North-South divide, and G20 as a forum which gave voice to the Global South

North-South divide, and G20 as a forum which gave voice to the Global South

Context- The G20 leaders’ summit will be held in New Delhi on September 9-10. The 18th iteration of the summit cap India’s year-long presidency of the G20, at the end of which a G20 Leaders’ Declaration will be adopted.

In the lead-up to the summit, the Indian government, and Prime Minister Narendra Modi himself, have repeatedly invoked the term ‘Global South’. Earlier this year, at the G20 Development Ministers’ meeting in Varanasi, the Prime Minister said that “development is a core issue for the Global South”.

(Credits- blog.sag

The North-South divide

  • The term ‘Global South’, in conjunction with ‘Global North’, was first used in 1967 by the American academic Carl Oglesby to refer to the “centuries of dominance” that some countries (the North) have exercised over others (the South). It became much more popular by the turn of the century.
  • Today, this categorisation is ubiquitous in international development and political discourse. While traditionally powerful, industrialised nations are seen as the ‘Global North’, the ‘Global South’ refers to nations further behind in their development journeys.
  • The South — which is not the same as the geographical south, or the southern hemisphere — includes countries in Africa, Asia, Latin America, and Oceania (sans Australia and New Zealand) whereas the North includes countries of Europe, the United States, Canada and Australia-New Zealand.
  • Notably, the North still shares hierarchical relations with the South in the international order, which is perhaps the best reflected in the make-up and workings of international forums and institutions like UNSC.

Genesis of the divide

  • Simply put, the North-South divide is a product of colonialism and the hierarchical relations between colonial empires and the colonised.
  • As the colonial powers industrialised and developed first, exploiting labour and resources from their colonies, an ever-growing imbalance of power emerged. This imbalance of power continues to dictate relations between modern nation states, largely mirroring the North-South divide.
  • Even after the emergence of the post-World War II international order, with its promise of decolonisation and democracy, these hierarchies in the international sphere did not disappear.

Gs of North, Gs of South

  • Nearly all the international institutions and fora that emerged post-1945 reflect the North-South divide — from the United Nations and its offshoots to financial institutions such as the World Bank and IMF to the various “Gs”, or constellations of nations with shared interests.
  • Much before the G20 came into being, the G7 came up, during the economic crises of the 1970s. It comprised France, Canada, Italy, West Germany, the United States, the United Kingdom and Japan — the strongest economic powers of the time.
  • There were other ‘Gs’ too, notably among nations from the South, such as the G77 (1964) and the G24 (1971). These largely unsuccessful groupings were born out of a desire to counterbalance the dominance of the North in global governance. But by doing so, they too affirmed rather than challenged the North-South dichotomy.

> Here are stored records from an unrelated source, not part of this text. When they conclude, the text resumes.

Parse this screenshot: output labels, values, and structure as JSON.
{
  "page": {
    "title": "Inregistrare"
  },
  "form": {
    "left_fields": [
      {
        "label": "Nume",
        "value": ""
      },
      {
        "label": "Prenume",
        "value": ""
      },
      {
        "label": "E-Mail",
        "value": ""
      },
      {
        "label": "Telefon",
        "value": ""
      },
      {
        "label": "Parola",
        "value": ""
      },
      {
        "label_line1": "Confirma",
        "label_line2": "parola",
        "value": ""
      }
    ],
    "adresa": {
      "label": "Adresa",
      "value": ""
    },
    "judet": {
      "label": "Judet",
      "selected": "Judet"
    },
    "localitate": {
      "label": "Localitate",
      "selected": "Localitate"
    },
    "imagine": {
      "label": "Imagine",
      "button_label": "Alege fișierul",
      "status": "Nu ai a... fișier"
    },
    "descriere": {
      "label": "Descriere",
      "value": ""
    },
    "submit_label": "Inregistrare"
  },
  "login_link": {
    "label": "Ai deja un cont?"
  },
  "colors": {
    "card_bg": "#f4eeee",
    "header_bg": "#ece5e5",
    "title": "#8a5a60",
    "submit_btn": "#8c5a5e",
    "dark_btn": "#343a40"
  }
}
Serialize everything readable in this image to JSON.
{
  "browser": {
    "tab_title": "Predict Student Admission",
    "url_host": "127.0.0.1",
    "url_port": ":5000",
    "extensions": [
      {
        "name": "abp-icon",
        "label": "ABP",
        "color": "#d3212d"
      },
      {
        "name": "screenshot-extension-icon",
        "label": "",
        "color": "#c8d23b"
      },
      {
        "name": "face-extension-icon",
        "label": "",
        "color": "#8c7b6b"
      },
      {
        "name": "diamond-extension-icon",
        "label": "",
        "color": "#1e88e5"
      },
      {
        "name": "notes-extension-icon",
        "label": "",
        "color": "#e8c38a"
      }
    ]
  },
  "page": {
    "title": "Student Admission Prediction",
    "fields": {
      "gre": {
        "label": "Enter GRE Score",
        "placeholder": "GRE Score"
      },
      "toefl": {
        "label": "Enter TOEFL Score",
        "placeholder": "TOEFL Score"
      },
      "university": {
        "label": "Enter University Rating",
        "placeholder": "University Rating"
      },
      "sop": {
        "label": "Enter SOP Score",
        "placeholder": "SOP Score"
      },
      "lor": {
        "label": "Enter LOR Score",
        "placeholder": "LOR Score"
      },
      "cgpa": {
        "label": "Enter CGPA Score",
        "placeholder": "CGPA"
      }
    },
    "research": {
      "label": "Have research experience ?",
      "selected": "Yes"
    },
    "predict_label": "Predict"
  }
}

The rise of China, India, Brazil

  • However, entering into the last decade of the 20th century, the North-South divide, while still very much in existence, was no longer as clear cut as earlier. Emerging economic powers such as China, India, and Brazil exhibited characteristics of both the North and the South.
  • On one hand, their gross national income could rival that of richer Global North nations. On the other hand, socially and politically, they were grappling with challenges that are typical to the Global South.
  • Despite the breadth and depth of their socio-economic challenges, the sheer weight of their populations and the growing size of their economies underlined the significance of these countries to the rest of the world.
  • This is why the G20 – where nations from both the Global North and South are equal members – is important.
  • The G20 was founded in the aftermath of the Asian financial crisis, but it became truly important in global geopolitics post the 2008 global economic crisis.

Conclusion- As much of the world reeled from the effects of the recession, it was obvious that only North countries could not provide all solutions, and that the Global South needed to have a greater say in the way global challenges were addressed.

Syllabus- GS-2; International Relations

Source- Indian Express